Menno Simons: Dutch Reformer Between Luther, Erasmus and the Holy Spirit (A Study in the Problem Areas of Menno Scholarship), Abraham Friesen (Fresno, CA: Xlibris, 2015), 397 pp. $31. ISBN 9781503562813. Reviewed by Dr. Lawrence Klippenstein (formerly of Steinbach EMC), retired historian-archivist. A longer version of the review appeared in Mennonite Historian (March 2016).
This volume is challenging, timely, and to the point. Theology is not everyone’s “bag.” The part on Menno himself (141 to 388) is an easier read.
The introduction sketches the content and provides a more detailed composite portrait of the main actors of the drama. The list begins with Augustine and continues through eighteen brief biographies to assist in the long, sometimes tortuous journey of theological discussion.
The main text begins with a chapter on the social, economic, and political aspects of society in need of reform. Then follows a longer section on the effort to set up the Muenster “kingdom,” directed by persons, also known as Anabaptists in those days, seriously dedicated to carrying on God’s work as called for in Scripture “alone.”

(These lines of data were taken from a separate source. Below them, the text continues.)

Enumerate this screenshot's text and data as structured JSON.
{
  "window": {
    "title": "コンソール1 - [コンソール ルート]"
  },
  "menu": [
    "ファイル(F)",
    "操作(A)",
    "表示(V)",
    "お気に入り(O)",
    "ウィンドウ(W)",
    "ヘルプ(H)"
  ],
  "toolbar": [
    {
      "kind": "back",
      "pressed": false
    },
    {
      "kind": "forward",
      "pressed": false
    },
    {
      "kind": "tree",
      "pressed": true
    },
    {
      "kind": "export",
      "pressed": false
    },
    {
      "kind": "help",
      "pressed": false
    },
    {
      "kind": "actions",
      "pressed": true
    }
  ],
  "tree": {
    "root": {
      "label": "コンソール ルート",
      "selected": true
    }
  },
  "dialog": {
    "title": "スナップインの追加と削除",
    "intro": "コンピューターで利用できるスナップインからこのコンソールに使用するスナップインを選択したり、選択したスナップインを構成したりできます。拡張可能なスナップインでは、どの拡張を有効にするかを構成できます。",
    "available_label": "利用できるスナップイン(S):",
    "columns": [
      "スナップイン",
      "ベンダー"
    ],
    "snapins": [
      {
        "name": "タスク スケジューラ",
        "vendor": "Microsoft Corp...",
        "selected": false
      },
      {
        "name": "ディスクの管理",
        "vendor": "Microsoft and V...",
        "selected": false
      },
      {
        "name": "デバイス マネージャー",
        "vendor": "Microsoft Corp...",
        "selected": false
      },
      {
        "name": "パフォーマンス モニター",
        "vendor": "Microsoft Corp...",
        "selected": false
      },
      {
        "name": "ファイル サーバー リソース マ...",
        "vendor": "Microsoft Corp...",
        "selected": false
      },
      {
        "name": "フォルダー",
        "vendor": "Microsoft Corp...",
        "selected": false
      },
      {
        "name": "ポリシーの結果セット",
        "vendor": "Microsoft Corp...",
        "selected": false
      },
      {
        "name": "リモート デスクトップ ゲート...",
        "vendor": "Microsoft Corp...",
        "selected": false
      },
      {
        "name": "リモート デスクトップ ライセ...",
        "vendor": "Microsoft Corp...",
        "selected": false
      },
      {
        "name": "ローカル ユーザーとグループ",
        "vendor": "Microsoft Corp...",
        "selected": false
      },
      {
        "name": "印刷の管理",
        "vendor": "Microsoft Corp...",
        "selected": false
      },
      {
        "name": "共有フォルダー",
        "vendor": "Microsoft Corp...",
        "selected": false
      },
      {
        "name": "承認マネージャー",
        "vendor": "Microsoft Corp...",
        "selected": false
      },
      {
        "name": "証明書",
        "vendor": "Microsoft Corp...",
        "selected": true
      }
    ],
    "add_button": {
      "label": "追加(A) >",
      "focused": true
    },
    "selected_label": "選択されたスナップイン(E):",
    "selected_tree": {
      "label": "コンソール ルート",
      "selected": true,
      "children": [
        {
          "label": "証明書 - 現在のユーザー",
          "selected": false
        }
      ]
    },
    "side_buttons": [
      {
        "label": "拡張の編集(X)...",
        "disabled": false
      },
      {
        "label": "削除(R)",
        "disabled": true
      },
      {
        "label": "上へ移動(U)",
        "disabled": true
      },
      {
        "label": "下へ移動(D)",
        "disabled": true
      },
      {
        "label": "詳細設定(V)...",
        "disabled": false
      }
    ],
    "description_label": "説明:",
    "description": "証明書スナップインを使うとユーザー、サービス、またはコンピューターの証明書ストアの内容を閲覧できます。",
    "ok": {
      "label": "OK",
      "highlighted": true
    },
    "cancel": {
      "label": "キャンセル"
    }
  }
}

Jan van Leyden and associates believed they were led by the Holy Spirit to storm the city and become His servants helping to usher in God’s reign on earth. It was a moment of extremes and violence that came to a tragic end, including the death of Menno’s brother Peter. The impact on Menno was life-changing and led to intense study of Scripture that turned him to his lifetime work for God as a man of non-violence and peacemaking.

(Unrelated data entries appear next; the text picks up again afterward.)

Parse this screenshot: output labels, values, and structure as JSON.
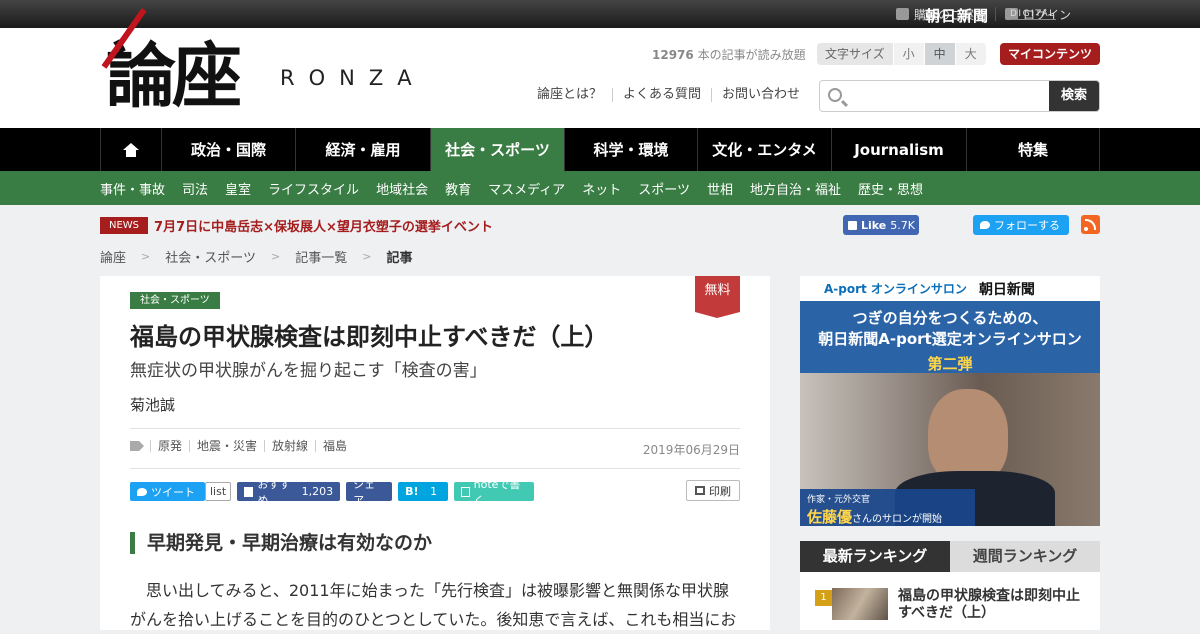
{
  "topbar": {
    "subscribe": "購読のご案内",
    "login": "ログイン",
    "asahi": "朝日新聞",
    "digital": "DIGITAL"
  },
  "header": {
    "logo": "論座",
    "logo_sub": "RONZA",
    "read_count": "12976",
    "read_suffix": "本の記事が読み放題",
    "font_size_label": "文字サイズ",
    "font_sizes": [
      "小",
      "中",
      "大"
    ],
    "font_size_selected": "中",
    "my_contents": "マイコンテンツ",
    "subnav": [
      "論座とは？",
      "よくある質問",
      "お問い合わせ"
    ],
    "search_placeholder": "",
    "search_button": "検索"
  },
  "main_nav": [
    "政治・国際",
    "経済・雇用",
    "社会・スポーツ",
    "科学・環境",
    "文化・エンタメ",
    "Journalism",
    "特集"
  ],
  "main_nav_active": "社会・スポーツ",
  "category_nav": [
    "事件・事故",
    "司法",
    "皇室",
    "ライフスタイル",
    "地域社会",
    "教育",
    "マスメディア",
    "ネット",
    "スポーツ",
    "世相",
    "地方自治・福祉",
    "歴史・思想"
  ],
  "news": {
    "tag": "NEWS",
    "text": "7月7日に中島岳志×保坂展人×望月衣塑子の選挙イベント"
  },
  "social_follow": {
    "fb_like": "Like",
    "fb_count": "5.7K",
    "twitter_follow": "フォローする"
  },
  "breadcrumb": [
    "論座",
    "社会・スポーツ",
    "記事一覧",
    "記事"
  ],
  "article": {
    "free_badge": "無料",
    "category": "社会・スポーツ",
    "title": "福島の甲状腺検査は即刻中止すべきだ（上）",
    "subtitle": "無症状の甲状腺がんを掘り起こす「検査の害」",
    "author": "菊池誠",
    "tags": [
      "原発",
      "地震・災害",
      "放射線",
      "福島"
    ],
    "date": "2019年06月29日",
    "share": {
      "tweet": "ツイート",
      "list": "list",
      "fb_recommend": "おすすめ",
      "fb_count": "1,203",
      "fb_share": "シェア",
      "hatena": "B!",
      "hatena_count": "1",
      "note": "noteで書く",
      "print": "印刷"
    },
    "heading": "早期発見・早期治療は有効なのか",
    "body": "思い出してみると、2011年に始まった「先行検査」は被曝影響と無関係な甲状腺がんを拾い上げることを目的のひとつとしていた。後知恵で言えば、これも相当にお"
  },
  "ad": {
    "aport": "A-port オンラインサロン",
    "asahi": "朝日新聞",
    "line1": "つぎの自分をつくるための、",
    "line2": "朝日新聞A-port選定オンラインサロン",
    "line3": "第二弾",
    "caption_role": "作家・元外交官",
    "caption_name": "佐藤優",
    "caption_suffix": "さんのサロンが開始"
  },
  "ranking": {
    "tabs": [
      "最新ランキング",
      "週間ランキング"
    ],
    "items": [
      {
        "rank": "1",
        "title": "福島の甲状腺検査は即刻中止すべきだ（上）"
      }
    ]
  }
}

Was Menno’s theology “derivative ” and dangerously revolutionary or did it go beyond that? Friesen says that Menno learned a lot from others, including Luther and Erasmus, but found his personal direction and guidance for leading the church in his own Spirit-led studies of the Scriptures.
Depending on your interests, give parts—or all of it—a go. Some might read the last section first and then decide what to do with the rest.